Rust is most commonly found in hair that is cleansed with well water. Well water contains natural minerals, including iron, which can oxidize and leave hair with a reddish rust color. If you are not fond of your rust-colored locks, you can rapidly remove the rust from your hair. The process is safe to repeat whenever the rust reappears.
Combine two parts cream of tartar with one part vinegar in a bowl. The mixture should form a thick paste. The amount of cream of tartar and vinegar you use is dependent upon the thickness and length of your hair. For example, short, thin hair may only require 1/2 cup cream of tartar and 1/4 cup vinegar, whereas long, thick hair may require as much as 2 cups cream of tartar and 1 cup vinegar, according to Dale H. Johnson, author of "Hair and Hair Care."

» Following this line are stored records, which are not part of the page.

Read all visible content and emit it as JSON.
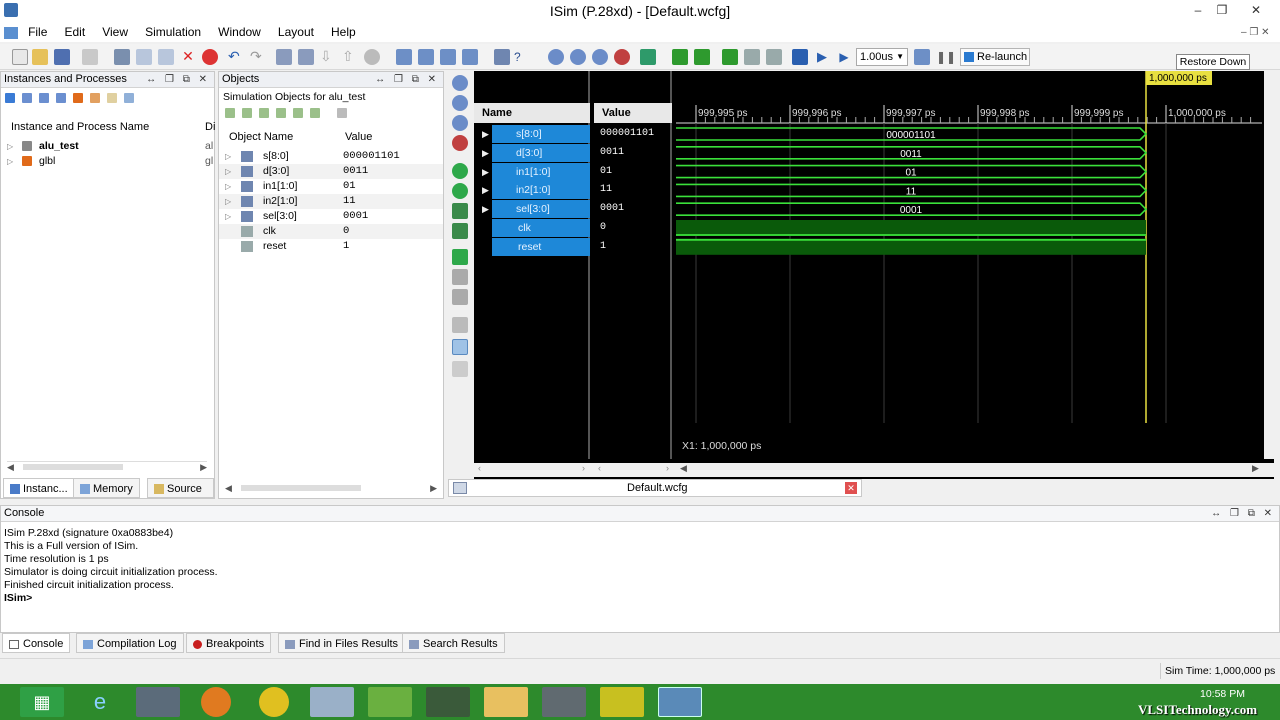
{
  "window": {
    "title": "ISim (P.28xd) - [Default.wcfg]",
    "tooltip": "Restore Down"
  },
  "menu": [
    "File",
    "Edit",
    "View",
    "Simulation",
    "Window",
    "Layout",
    "Help"
  ],
  "toolbar": {
    "time_step": "1.00us",
    "relaunch": "Re-launch"
  },
  "instances": {
    "title": "Instances and Processes",
    "column": "Instance and Process Name",
    "col2": "Di",
    "rows": [
      {
        "name": "alu_test",
        "v": "al"
      },
      {
        "name": "glbl",
        "v": "gl"
      }
    ],
    "tabs": [
      "Instanc...",
      "Memory",
      "Source ..."
    ]
  },
  "objects": {
    "title": "Objects",
    "subtitle": "Simulation Objects for alu_test",
    "col_name": "Object Name",
    "col_value": "Value",
    "rows": [
      {
        "name": "s[8:0]",
        "value": "000001101"
      },
      {
        "name": "d[3:0]",
        "value": "0011"
      },
      {
        "name": "in1[1:0]",
        "value": "01"
      },
      {
        "name": "in2[1:0]",
        "value": "11"
      },
      {
        "name": "sel[3:0]",
        "value": "0001"
      },
      {
        "name": "clk",
        "value": "0"
      },
      {
        "name": "reset",
        "value": "1"
      }
    ]
  },
  "wave": {
    "col_name": "Name",
    "col_value": "Value",
    "cursor_label": "1,000,000 ps",
    "ticks": [
      "999,995 ps",
      "999,996 ps",
      "999,997 ps",
      "999,998 ps",
      "999,999 ps",
      "1,000,000 ps"
    ],
    "signals": [
      {
        "name": "s[8:0]",
        "value": "000001101",
        "bus": "000001101"
      },
      {
        "name": "d[3:0]",
        "value": "0011",
        "bus": "0011"
      },
      {
        "name": "in1[1:0]",
        "value": "01",
        "bus": "01"
      },
      {
        "name": "in2[1:0]",
        "value": "11",
        "bus": "11"
      },
      {
        "name": "sel[3:0]",
        "value": "0001",
        "bus": "0001"
      },
      {
        "name": "clk",
        "value": "0",
        "bus": ""
      },
      {
        "name": "reset",
        "value": "1",
        "bus": ""
      }
    ],
    "x1": "X1: 1,000,000 ps",
    "tab": "Default.wcfg"
  },
  "console": {
    "title": "Console",
    "lines": [
      "ISim P.28xd (signature 0xa0883be4)",
      "This is a Full version of ISim.",
      "Time resolution is 1 ps",
      "Simulator is doing circuit initialization process.",
      "Finished circuit initialization process."
    ],
    "prompt": "ISim>",
    "tabs": [
      "Console",
      "Compilation Log",
      "Breakpoints",
      "Find in Files Results",
      "Search Results"
    ]
  },
  "status": {
    "sim_time": "Sim Time: 1,000,000 ps"
  },
  "taskbar": {
    "time": "10:58 PM",
    "watermark": "VLSITechnology.com"
  }
}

Allow the cream of tartar and vinegar paste to rest in your hair for at least 15 minutes, which is the minimum amount of time that it takes for these ingredients to break down the molecular structure of the rust so that it can be easily rinsed away, note authors Claude Bouillon and John Wilkinson in "The Science of Hair Care."

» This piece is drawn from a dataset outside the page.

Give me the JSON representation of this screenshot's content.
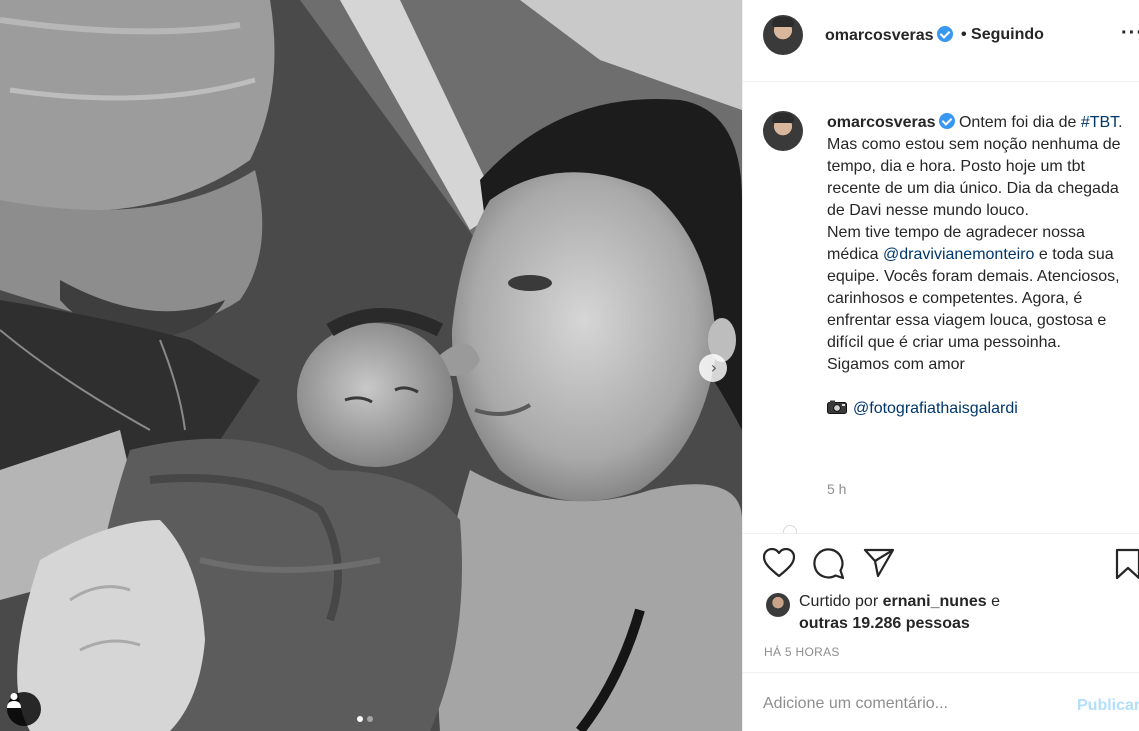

Rinse the cream of tartar and vinegar paste from your hair. Once you feel like at least 50 percent of the paste has been rinsed out of your hair, shampoo your hair as you usually do to remove any remaining paste. After shampooing, rinse your hair with cool water, which will constrict the cuticle, helping to protect it from pollution and styling products.
- Hair and Hair Care; Dale H. Johnson
- The Science of Hair Care; Claude Bouillon and John Wilkinson
- Hair Care: An Illustrated Dermatologic Handbook; Zoe Diana Draelos